MEDIAWATCH — WAPO’S ERIK WEMPLE: “The Atlantic made Rahm Emanuel a contributing editor. Then, suddenly, he wasn’t”: “What happened? A strongly worded letter happened, that’s what. A group of black staffers at the Atlantic sent objections to Editor in Chief Jeffrey Goldberg and other Atlantic leaders. … Those unique circumstances relate to Emanuel’s handling of the murder of black 17-year-old Laquan McDonald by white Chicago police officer Jason Van Dyke … The letter from Atlantic staffers took issue with Emanuel’s mea culpa.” WaPo
— “The Dispatch Wants to Be the Anti-Breitbart,” by The Atlantic’s McKay Coppins: “Last year, [Jonah Goldberg] left his perch at National Review and joined a handful of prominent conservative writers to launch The Dispatch, a new media venture with a mission that’s as straightforward as it is radical: producing serious, factually grounded journalism for a conservative audience.
“In interviews, editors told me they aim to fill a growing void on the right’s media landscape, which they described as oversaturated with hot takes and starved of reporting, obsessed with lib-ownership and uninterested in facts. … Instead of chasing cheap clicks, the company is courting paid subscribers with a portfolio of email newsletters, podcasts, and a soon-to-be-paywalled website.” Atlantic
— Longtime New Yorker deputy editor Pamela Maffei McCarthy is stepping down in May after 27 years at the magazine. She’ll be succeeded by Deirdre Foley-Mendelssohn.
TV TONIGHT — Bob Costa sits down with Jake, WaPo’s Karoun Demirjian, NYT’s Carl Hulse, USA Today’s Susan Page and NPR’s Ayesha Rascoe at 8 p.m. on PBS’ “Washington Week.”
IN MEMORIAM — ATLANTA JOURNAL-CONSTITUTION: “Anne Cox Chambers, philanthropist, diplomat and Chairman of Atlanta Newspapers, has died. She was 100.” AJC

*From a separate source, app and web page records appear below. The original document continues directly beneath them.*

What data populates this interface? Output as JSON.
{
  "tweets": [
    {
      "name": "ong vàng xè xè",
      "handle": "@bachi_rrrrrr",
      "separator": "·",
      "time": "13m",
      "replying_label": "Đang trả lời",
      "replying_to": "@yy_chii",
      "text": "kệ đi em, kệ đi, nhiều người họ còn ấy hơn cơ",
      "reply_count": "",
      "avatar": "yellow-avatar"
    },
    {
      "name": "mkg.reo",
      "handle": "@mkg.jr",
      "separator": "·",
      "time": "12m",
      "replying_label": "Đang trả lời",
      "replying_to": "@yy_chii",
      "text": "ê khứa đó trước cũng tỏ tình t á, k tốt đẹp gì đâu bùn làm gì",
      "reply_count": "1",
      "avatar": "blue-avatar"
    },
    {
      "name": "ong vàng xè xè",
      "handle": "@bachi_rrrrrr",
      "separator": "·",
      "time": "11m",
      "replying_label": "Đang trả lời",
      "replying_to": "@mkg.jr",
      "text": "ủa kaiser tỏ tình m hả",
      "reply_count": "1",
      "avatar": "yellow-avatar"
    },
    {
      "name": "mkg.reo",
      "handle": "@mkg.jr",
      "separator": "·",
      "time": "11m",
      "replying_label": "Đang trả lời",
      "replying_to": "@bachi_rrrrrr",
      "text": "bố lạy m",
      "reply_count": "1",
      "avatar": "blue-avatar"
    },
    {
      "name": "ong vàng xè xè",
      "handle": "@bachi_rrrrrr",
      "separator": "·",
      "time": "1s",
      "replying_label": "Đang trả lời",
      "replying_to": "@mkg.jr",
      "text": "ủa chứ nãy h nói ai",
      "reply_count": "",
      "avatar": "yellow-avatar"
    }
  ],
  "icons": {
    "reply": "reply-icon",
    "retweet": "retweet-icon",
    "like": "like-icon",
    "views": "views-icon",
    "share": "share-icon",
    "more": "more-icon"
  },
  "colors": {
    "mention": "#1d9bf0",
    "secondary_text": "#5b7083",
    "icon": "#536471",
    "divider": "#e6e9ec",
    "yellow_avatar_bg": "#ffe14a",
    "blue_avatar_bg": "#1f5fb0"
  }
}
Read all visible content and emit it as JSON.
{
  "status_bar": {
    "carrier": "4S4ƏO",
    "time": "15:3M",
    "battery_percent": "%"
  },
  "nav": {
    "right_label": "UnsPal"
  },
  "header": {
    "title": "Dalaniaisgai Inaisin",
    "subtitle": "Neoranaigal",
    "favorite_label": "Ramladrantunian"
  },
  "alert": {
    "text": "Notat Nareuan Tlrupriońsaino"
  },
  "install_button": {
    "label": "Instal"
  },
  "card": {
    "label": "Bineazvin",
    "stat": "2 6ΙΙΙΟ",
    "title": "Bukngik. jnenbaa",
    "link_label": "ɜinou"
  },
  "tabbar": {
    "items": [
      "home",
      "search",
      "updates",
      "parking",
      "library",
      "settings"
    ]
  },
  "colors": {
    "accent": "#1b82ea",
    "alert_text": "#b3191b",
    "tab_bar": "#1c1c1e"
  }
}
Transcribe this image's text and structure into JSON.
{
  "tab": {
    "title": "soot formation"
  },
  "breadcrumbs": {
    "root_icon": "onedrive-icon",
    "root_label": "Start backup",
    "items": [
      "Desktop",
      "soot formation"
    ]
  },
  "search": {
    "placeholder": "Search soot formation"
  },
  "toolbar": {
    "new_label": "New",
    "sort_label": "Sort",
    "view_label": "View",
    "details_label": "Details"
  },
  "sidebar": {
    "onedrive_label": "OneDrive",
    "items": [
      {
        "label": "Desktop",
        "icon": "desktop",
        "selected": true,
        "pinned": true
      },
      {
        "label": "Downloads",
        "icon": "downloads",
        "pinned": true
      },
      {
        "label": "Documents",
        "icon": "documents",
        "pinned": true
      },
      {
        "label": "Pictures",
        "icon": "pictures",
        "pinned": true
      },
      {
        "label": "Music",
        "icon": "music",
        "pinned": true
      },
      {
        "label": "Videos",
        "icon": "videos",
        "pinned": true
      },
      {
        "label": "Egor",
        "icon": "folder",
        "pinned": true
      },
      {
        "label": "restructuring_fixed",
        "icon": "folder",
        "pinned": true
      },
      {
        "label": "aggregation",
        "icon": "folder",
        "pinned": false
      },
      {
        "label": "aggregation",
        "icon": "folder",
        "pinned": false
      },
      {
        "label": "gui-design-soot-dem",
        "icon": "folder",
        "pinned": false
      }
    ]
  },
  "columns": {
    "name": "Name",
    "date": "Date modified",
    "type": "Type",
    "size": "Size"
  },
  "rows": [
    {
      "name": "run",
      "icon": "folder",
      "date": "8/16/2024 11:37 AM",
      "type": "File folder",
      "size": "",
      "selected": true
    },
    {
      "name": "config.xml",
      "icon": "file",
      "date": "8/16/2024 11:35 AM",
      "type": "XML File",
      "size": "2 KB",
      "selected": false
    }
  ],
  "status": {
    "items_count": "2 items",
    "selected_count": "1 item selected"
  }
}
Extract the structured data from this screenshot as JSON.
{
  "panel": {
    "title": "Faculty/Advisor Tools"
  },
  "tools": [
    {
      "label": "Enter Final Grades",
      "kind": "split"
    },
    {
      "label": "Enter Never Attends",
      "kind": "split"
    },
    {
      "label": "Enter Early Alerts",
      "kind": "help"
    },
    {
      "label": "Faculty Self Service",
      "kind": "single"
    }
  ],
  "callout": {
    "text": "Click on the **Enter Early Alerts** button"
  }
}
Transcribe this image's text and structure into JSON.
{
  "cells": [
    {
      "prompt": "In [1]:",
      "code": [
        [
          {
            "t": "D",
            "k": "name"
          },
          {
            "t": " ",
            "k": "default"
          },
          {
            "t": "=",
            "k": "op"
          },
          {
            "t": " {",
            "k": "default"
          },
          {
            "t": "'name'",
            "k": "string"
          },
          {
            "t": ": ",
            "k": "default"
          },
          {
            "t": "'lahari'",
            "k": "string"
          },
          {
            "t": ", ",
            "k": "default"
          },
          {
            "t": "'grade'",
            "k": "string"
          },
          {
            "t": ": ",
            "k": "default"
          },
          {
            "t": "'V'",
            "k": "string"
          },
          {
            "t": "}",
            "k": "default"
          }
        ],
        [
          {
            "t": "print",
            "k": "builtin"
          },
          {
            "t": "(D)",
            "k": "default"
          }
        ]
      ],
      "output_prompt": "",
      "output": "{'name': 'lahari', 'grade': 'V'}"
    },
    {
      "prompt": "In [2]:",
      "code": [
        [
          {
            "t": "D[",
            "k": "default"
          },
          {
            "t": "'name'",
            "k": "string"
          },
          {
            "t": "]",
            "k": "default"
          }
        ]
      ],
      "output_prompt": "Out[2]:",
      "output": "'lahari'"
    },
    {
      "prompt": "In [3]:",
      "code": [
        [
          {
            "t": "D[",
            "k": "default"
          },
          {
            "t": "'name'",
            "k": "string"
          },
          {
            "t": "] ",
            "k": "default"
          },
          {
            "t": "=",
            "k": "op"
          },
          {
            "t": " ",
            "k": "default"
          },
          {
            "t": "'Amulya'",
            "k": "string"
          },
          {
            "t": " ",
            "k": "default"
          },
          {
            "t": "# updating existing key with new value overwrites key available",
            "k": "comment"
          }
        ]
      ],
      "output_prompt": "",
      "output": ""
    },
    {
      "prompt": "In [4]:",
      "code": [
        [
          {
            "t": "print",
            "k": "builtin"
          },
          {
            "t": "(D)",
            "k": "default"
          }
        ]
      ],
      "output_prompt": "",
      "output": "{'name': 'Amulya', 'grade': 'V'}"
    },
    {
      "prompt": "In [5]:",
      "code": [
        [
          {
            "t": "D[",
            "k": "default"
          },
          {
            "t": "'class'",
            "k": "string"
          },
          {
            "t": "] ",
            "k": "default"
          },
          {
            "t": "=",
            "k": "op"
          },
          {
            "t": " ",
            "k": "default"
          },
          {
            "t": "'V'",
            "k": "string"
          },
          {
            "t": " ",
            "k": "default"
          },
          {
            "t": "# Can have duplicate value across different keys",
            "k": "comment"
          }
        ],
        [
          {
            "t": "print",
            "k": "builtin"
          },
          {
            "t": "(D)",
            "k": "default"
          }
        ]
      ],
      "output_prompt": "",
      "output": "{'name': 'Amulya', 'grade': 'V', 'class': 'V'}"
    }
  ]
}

SPOTTED at the Library of Congress on Thursday night, when the LBJ Foundation awarded the LBJ Liberty & Justice for All Award to Justice Ruth Bader Ginsburg: James Taylor (who performed “Sweet Baby James” in her honor), Constance Wu, Holland Taylor, Nina Totenberg, Bill Moyers, Sunny Hostin, Lynda Johnson Robb and Chuck Robb, Luci Baines Johnson, Catherine Robb, Lynn Novick, Larry Temple, Mark Updegrove, Ben Barnes, Tom Johnson, Ron Kirk, Tom Daschle, Lloyd Hand and Cappy McGarr.
TRANSITIONS — Ryan Jackson is joining the National Mining Association to head government relations. He currently is COS at the EPA. More for Pros … Former Mississippi Gov. Phil Bryant and his former COS Joey Songy are joining a new consulting firm, which will now be called Bryant Songy Snell Global Partners. Clarion Ledger …
… Kari Mavian, Chris Prendergast and Hicks Winters have recently joined Dow’s federal lobbying team. Mavian most recently handled regulatory affairs for SI Group. Prendergast most recently served as a counsel for Sen. Tom Carper (D-Del.). Winters most recently handled state and federal government affairs for LafargeHolcim. … Tyler Threadgill will be VP of federal government affairs at LKQ Corp. He previously was COS to Rep. David Kustoff (R-Tenn.).
WELCOME TO THE WORLD — Ted Newton, president at Gravity Strategic Communications, and Megan Sowards Newton, partner at Jones Day, on Monday welcomed Catherine (Cate) Victoria Newton, who came in at 7 lbs, 9 oz and 19.5 inches. Pic
— Jared Rizzi, reporter and host of the “At the Table” podcast, and Katie Devine, director of business case development at World Wildlife Fund, on Thursday welcomed Rowan Rizzi-Devine, who came in at 9 lbs, 5 oz. Pic